EXERCISE INSTRUCTIONS: Pick out each line with the word "protein" from the material that follows.
-- Opening Marker --
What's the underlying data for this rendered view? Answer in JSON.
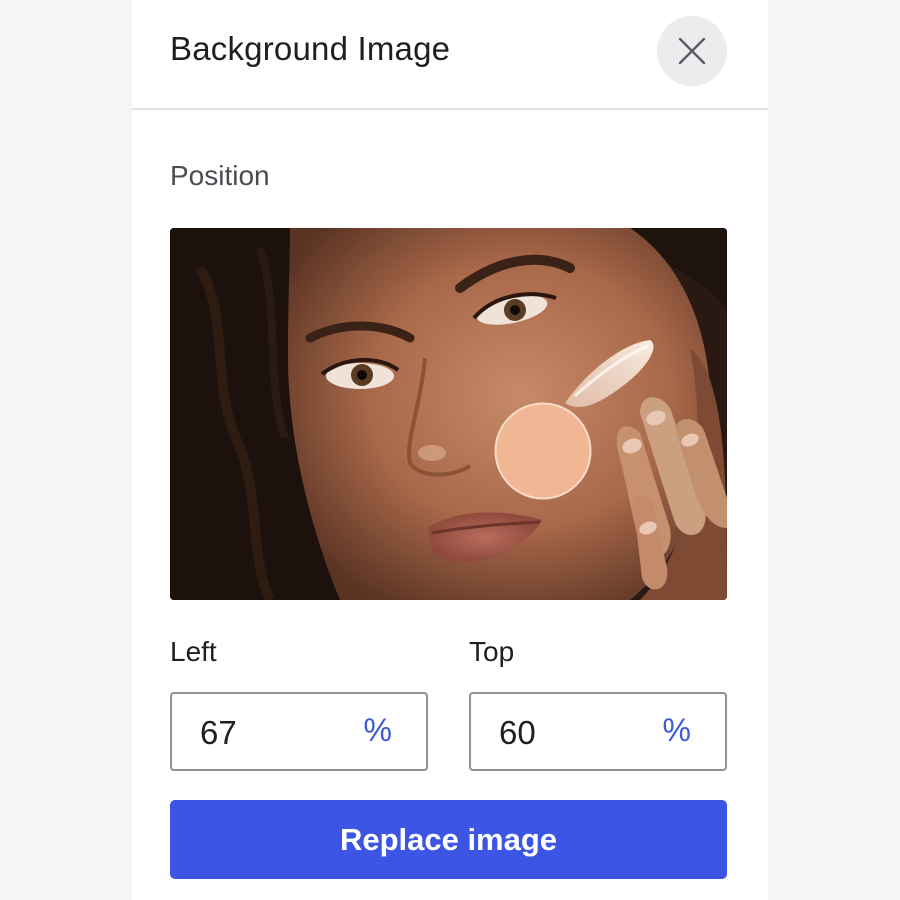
{
  "panel": {
    "title": "Background Image"
  },
  "position": {
    "section_label": "Position",
    "image_alt": "Portrait of a woman applying cream to her cheek",
    "focal_point": {
      "left_pct": 67,
      "top_pct": 60
    },
    "focal_color": "#f1b794"
  },
  "fields": {
    "left": {
      "label": "Left",
      "value": "67",
      "unit": "%"
    },
    "top": {
      "label": "Top",
      "value": "60",
      "unit": "%"
    }
  },
  "actions": {
    "replace_label": "Replace image"
  },
  "colors": {
    "accent": "#3c55e4",
    "unit_text": "#3d59d6",
    "divider": "#e1e2e5"
  }
}
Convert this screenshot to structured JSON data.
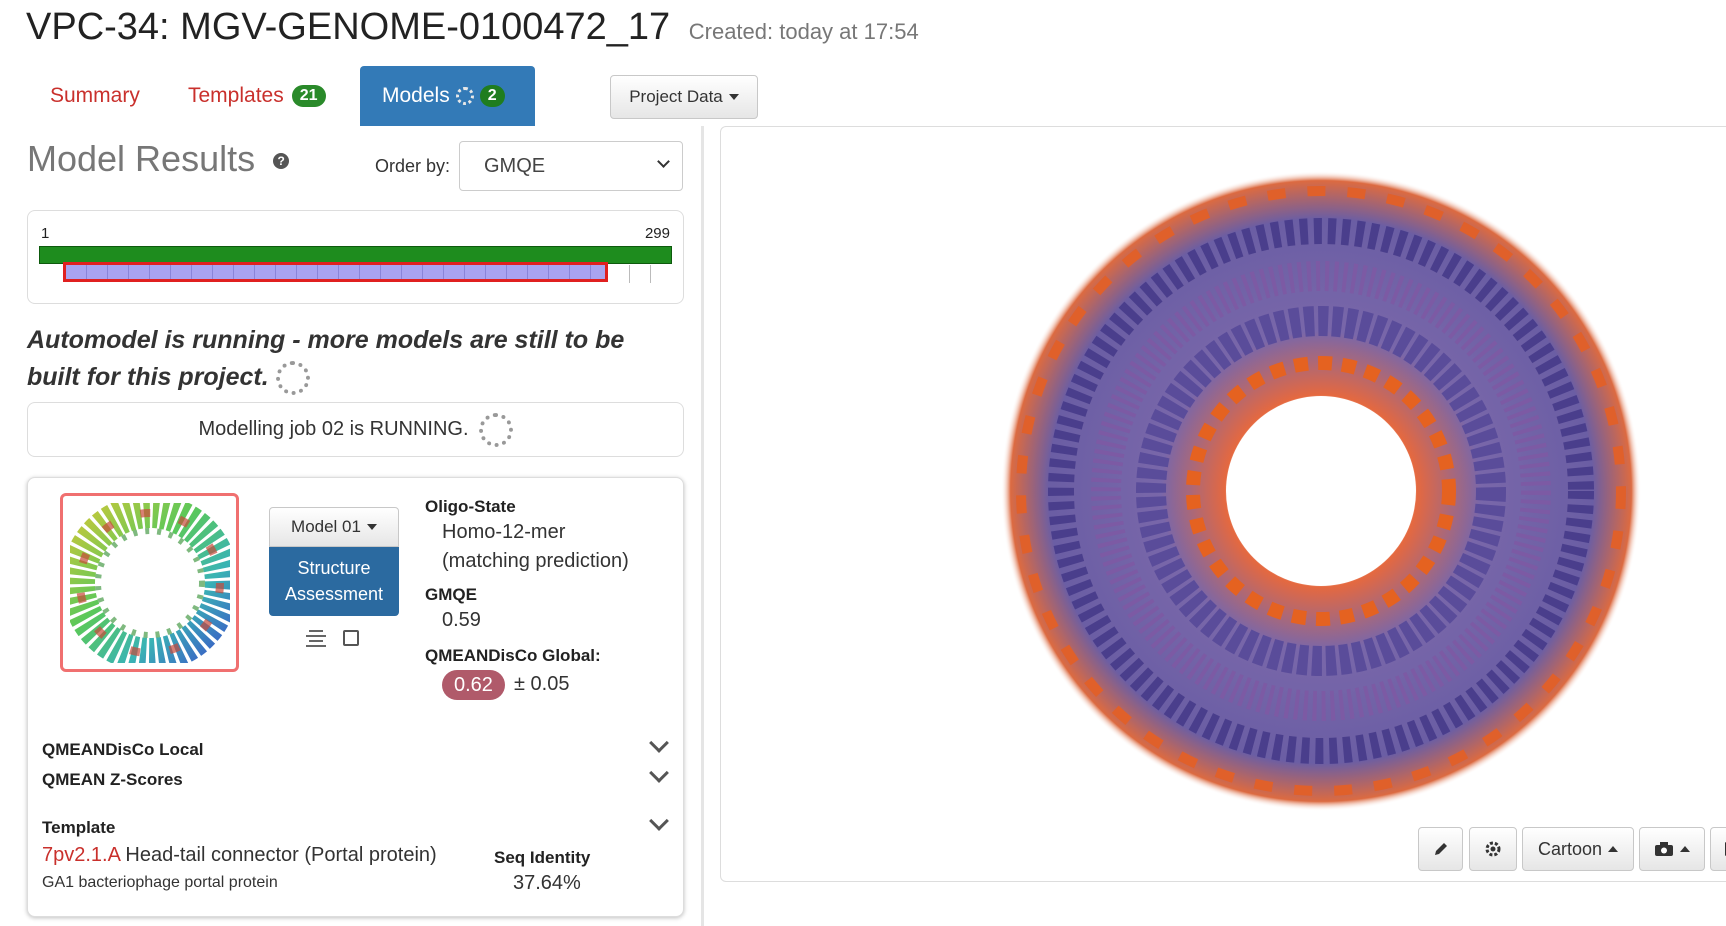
{
  "header": {
    "title": "VPC-34: MGV-GENOME-0100472_17",
    "created": "Created: today at 17:54"
  },
  "tabs": [
    {
      "label": "Summary"
    },
    {
      "label": "Templates",
      "badge": "21"
    },
    {
      "label": "Models",
      "badge": "2"
    }
  ],
  "project_data_label": "Project Data",
  "results": {
    "title": "Model Results",
    "order_by_label": "Order by:",
    "order_by_value": "GMQE"
  },
  "alignment": {
    "start": "1",
    "end": "299"
  },
  "automodel": {
    "message": "Automodel is running - more models are still to be built for this project.",
    "job_status": "Modelling job 02 is RUNNING."
  },
  "model": {
    "select_label": "Model 01",
    "assessment_label": "Structure Assessment",
    "oligo_state_label": "Oligo-State",
    "oligo_state_value": "Homo-12-mer",
    "oligo_state_note": "(matching prediction)",
    "gmqe_label": "GMQE",
    "gmqe_value": "0.59",
    "qmean_global_label": "QMEANDisCo Global:",
    "qmean_global_value": "0.62",
    "qmean_global_error": "± 0.05",
    "qmean_local_label": "QMEANDisCo Local",
    "qmean_z_label": "QMEAN Z-Scores",
    "template_label": "Template",
    "template_id": "7pv2.1.A",
    "template_name": "Head-tail connector (Portal protein)",
    "template_desc": "GA1 bacteriophage portal protein",
    "seq_identity_label": "Seq Identity",
    "seq_identity_value": "37.64%"
  },
  "viewer": {
    "style_label": "Cartoon"
  },
  "colors": {
    "accent_blue": "#337ab7",
    "link_red": "#c9302c",
    "badge_green": "#2a8a2a",
    "qmean_badge": "#b05a6a",
    "coverage_green": "#1e8c1e",
    "model_bar": "#a9a3f0"
  },
  "icons": {
    "pencil": "pencil-icon",
    "gear": "gear-icon",
    "camera": "camera-icon"
  }
}
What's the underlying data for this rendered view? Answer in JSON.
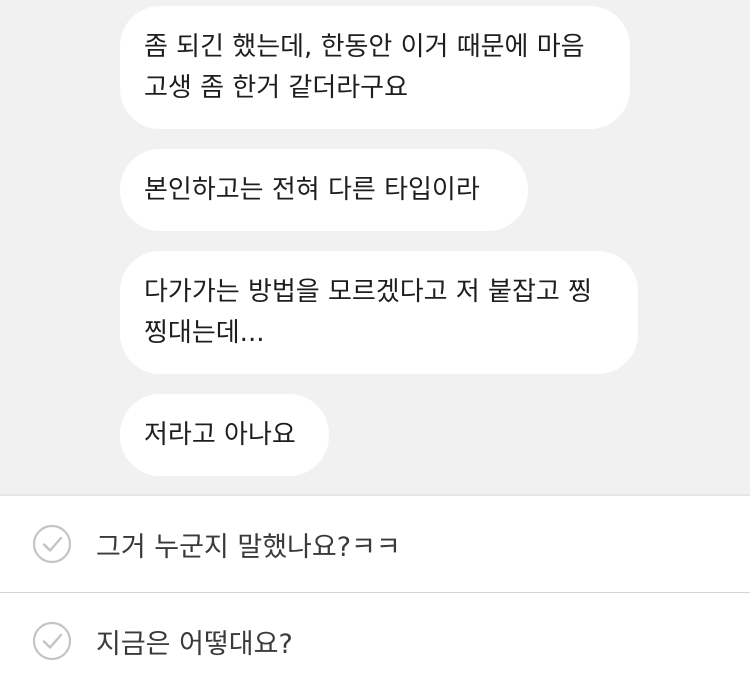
{
  "messages": [
    {
      "text": "좀 되긴 했는데, 한동안 이거 때문에 마음\n고생 좀 한거 같더라구요"
    },
    {
      "text": "본인하고는 전혀 다른 타입이라"
    },
    {
      "text": "다가가는 방법을 모르겠다고 저 붙잡고 찡\n찡대는데..."
    },
    {
      "text": "저라고 아나요"
    }
  ],
  "replies": [
    {
      "text": "그거 누군지 말했나요?ㅋㅋ",
      "icon": "check-circle-icon"
    },
    {
      "text": "지금은 어떻대요?",
      "icon": "check-circle-icon"
    }
  ],
  "colors": {
    "chat_background": "#f1f1f1",
    "bubble": "#ffffff",
    "check_icon": "#c4c4c4"
  }
}
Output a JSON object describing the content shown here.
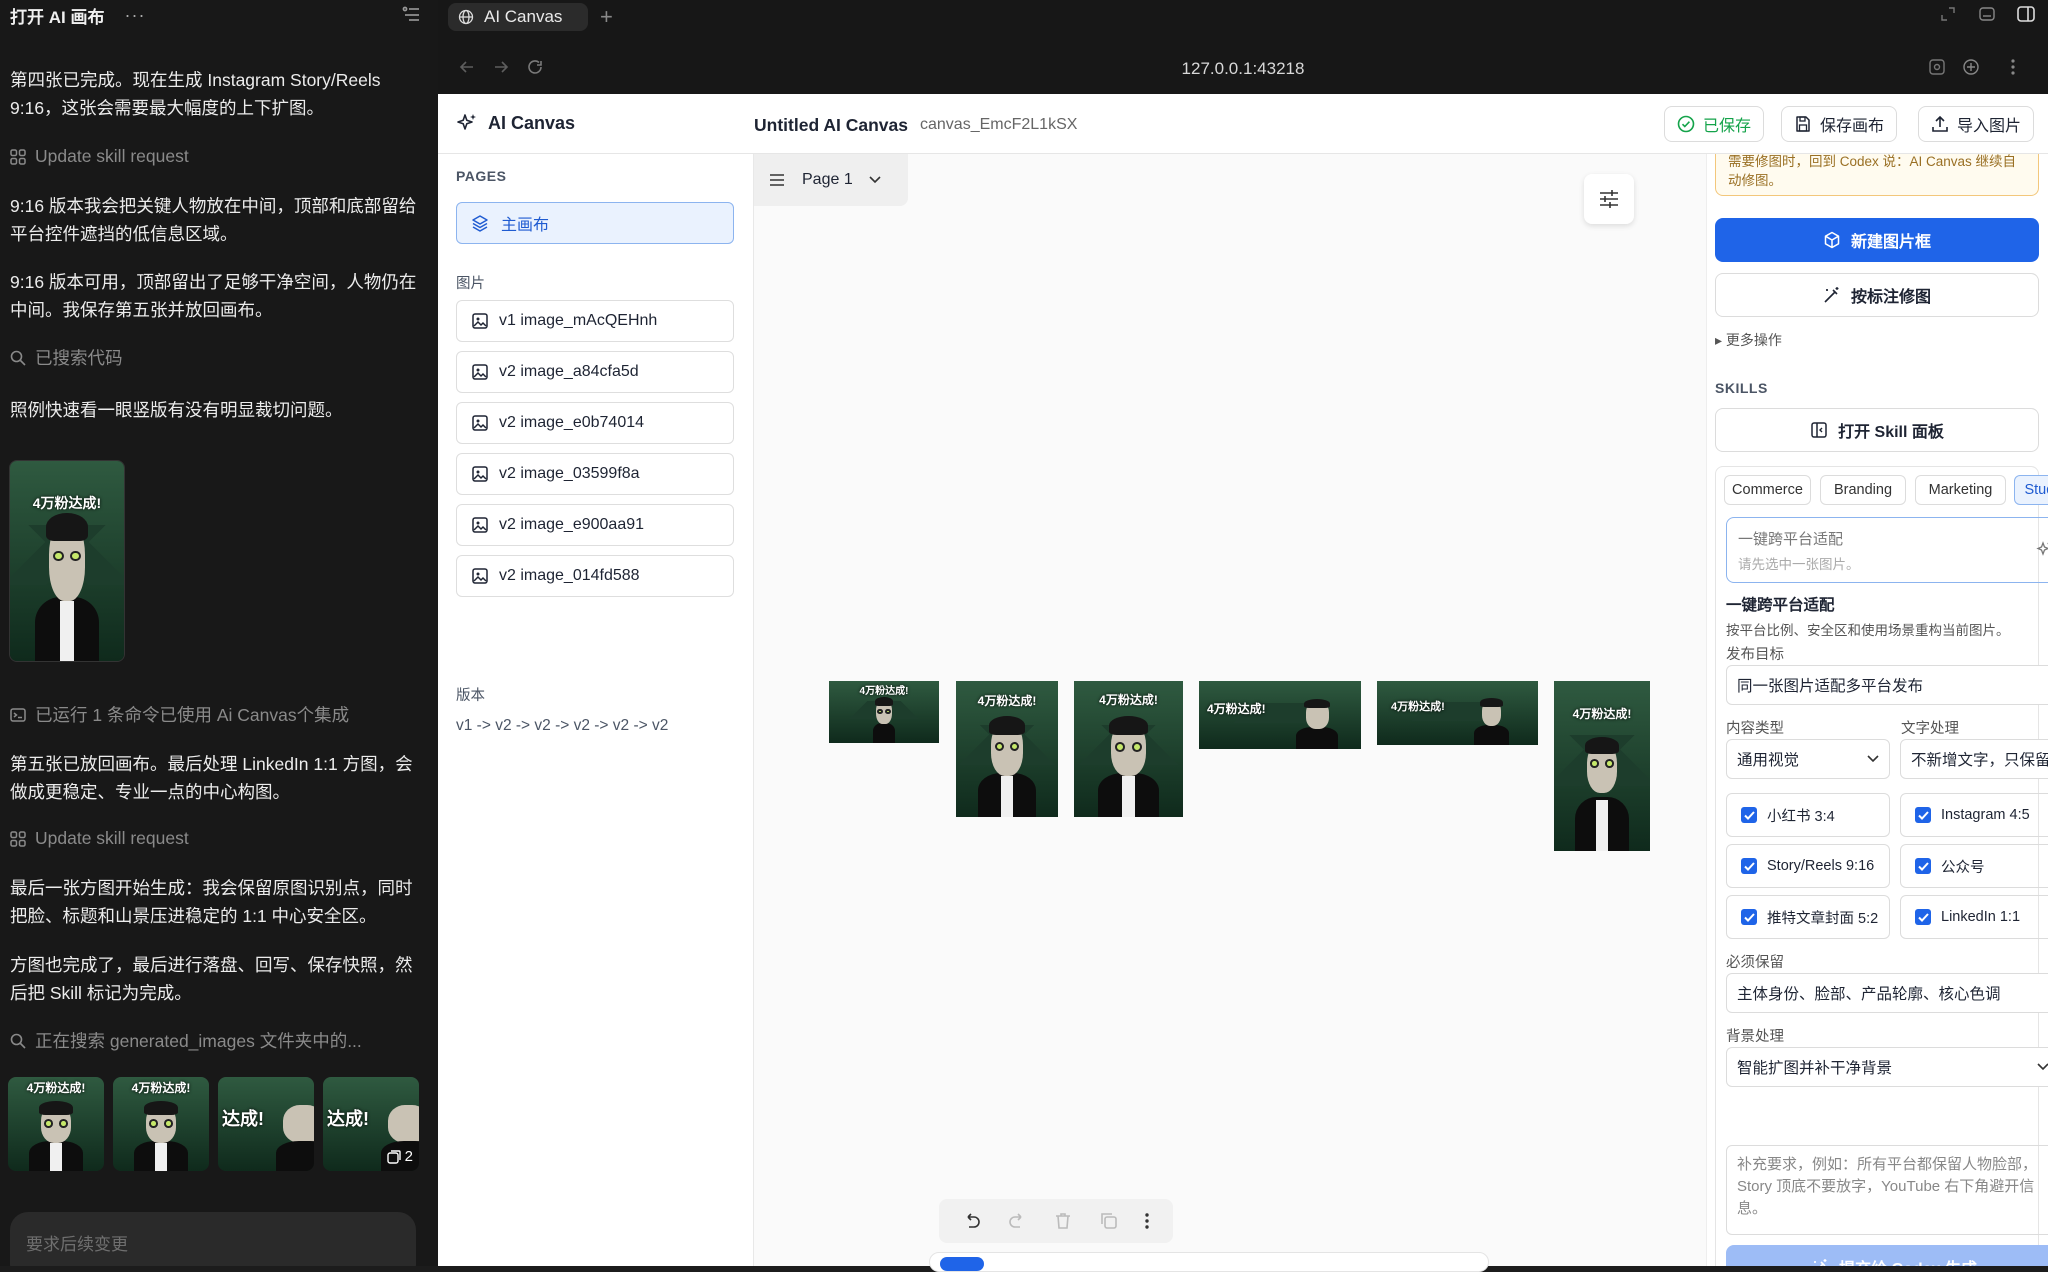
{
  "chat": {
    "title": "打开 AI 画布",
    "more": "···",
    "messages": [
      "第四张已完成。现在生成 Instagram Story/Reels 9:16，这张会需要最大幅度的上下扩图。",
      "9:16 版本我会把关键人物放在中间，顶部和底部留给平台控件遮挡的低信息区域。",
      "9:16 版本可用，顶部留出了足够干净空间，人物仍在中间。我保存第五张并放回画布。",
      "照例快速看一眼竖版有没有明显裁切问题。",
      "第五张已放回画布。最后处理 LinkedIn 1:1 方图，会做成更稳定、专业一点的中心构图。",
      "最后一张方图开始生成：我会保留原图识别点，同时把脸、标题和山景压进稳定的 1:1 中心安全区。",
      "方图也完成了，最后进行落盘、回写、保存快照，然后把 Skill 标记为完成。"
    ],
    "meta": {
      "update1": "Update skill request",
      "searched": "已搜索代码",
      "ran": "已运行 1 条命令已使用 Ai Canvas个集成",
      "update2": "Update skill request",
      "searching": "正在搜索 generated_images 文件夹中的..."
    },
    "thumb_caption": "4万粉达成!",
    "thumb_captions_row": [
      "4万粉达成!",
      "4万粉达成!",
      "达成!",
      "达成!"
    ],
    "thumb_count": "2",
    "input_placeholder": "要求后续变更"
  },
  "browser": {
    "tab_title": "AI Canvas",
    "url": "127.0.0.1:43218"
  },
  "app": {
    "name": "AI Canvas",
    "doc_title": "Untitled AI Canvas",
    "doc_id": "canvas_EmcF2L1kSX",
    "saved": "已保存",
    "save_canvas": "保存画布",
    "import_image": "导入图片"
  },
  "sidebar": {
    "pages_header": "PAGES",
    "main_page": "主画布",
    "images_header": "图片",
    "images": [
      "v1 image_mAcQEHnh",
      "v2 image_a84cfa5d",
      "v2 image_e0b74014",
      "v2 image_03599f8a",
      "v2 image_e900aa91",
      "v2 image_014fd588"
    ],
    "versions_header": "版本",
    "versions": "v1 -> v2 -> v2 -> v2 -> v2 -> v2"
  },
  "canvas": {
    "page_label": "Page 1",
    "image_caption": "4万粉达成!"
  },
  "panel": {
    "note": "需要修图时，回到 Codex 说：AI Canvas 继续自动修图。",
    "new_frame": "新建图片框",
    "annotate": "按标注修图",
    "more_actions": "▸ 更多操作",
    "skills_header": "SKILLS",
    "open_skill": "打开 Skill 面板",
    "skill_tabs": [
      "Commerce",
      "Branding",
      "Marketing",
      "Studio"
    ],
    "skill_search_title": "一键跨平台适配",
    "skill_search_sub": "请先选中一张图片。",
    "skill_title": "一键跨平台适配",
    "skill_desc": "按平台比例、安全区和使用场景重构当前图片。",
    "target_label": "发布目标",
    "target_value": "同一张图片适配多平台发布",
    "content_type_label": "内容类型",
    "content_type_value": "通用视觉",
    "text_label": "文字处理",
    "text_value": "不新增文字，只保留",
    "platforms": [
      "小红书 3:4",
      "Instagram 4:5",
      "Story/Reels 9:16",
      "公众号",
      "推特文章封面 5:2",
      "LinkedIn 1:1"
    ],
    "keep_label": "必须保留",
    "keep_value": "主体身份、脸部、产品轮廓、核心色调",
    "bg_label": "背景处理",
    "bg_value": "智能扩图并补干净背景",
    "extra_placeholder": "补充要求，例如：所有平台都保留人物脸部，Story 顶底不要放字，YouTube 右下角避开信息。",
    "submit": "提交给 Codex 生成"
  },
  "colors": {
    "accent": "#1f64e8",
    "saved_green": "#14a34a",
    "note_border": "#f3c77b"
  }
}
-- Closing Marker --
RESPONSE:
    "template_name": "Head-tail connector (Portal protein)",
    "template_desc": "GA1 bacteriophage portal protein",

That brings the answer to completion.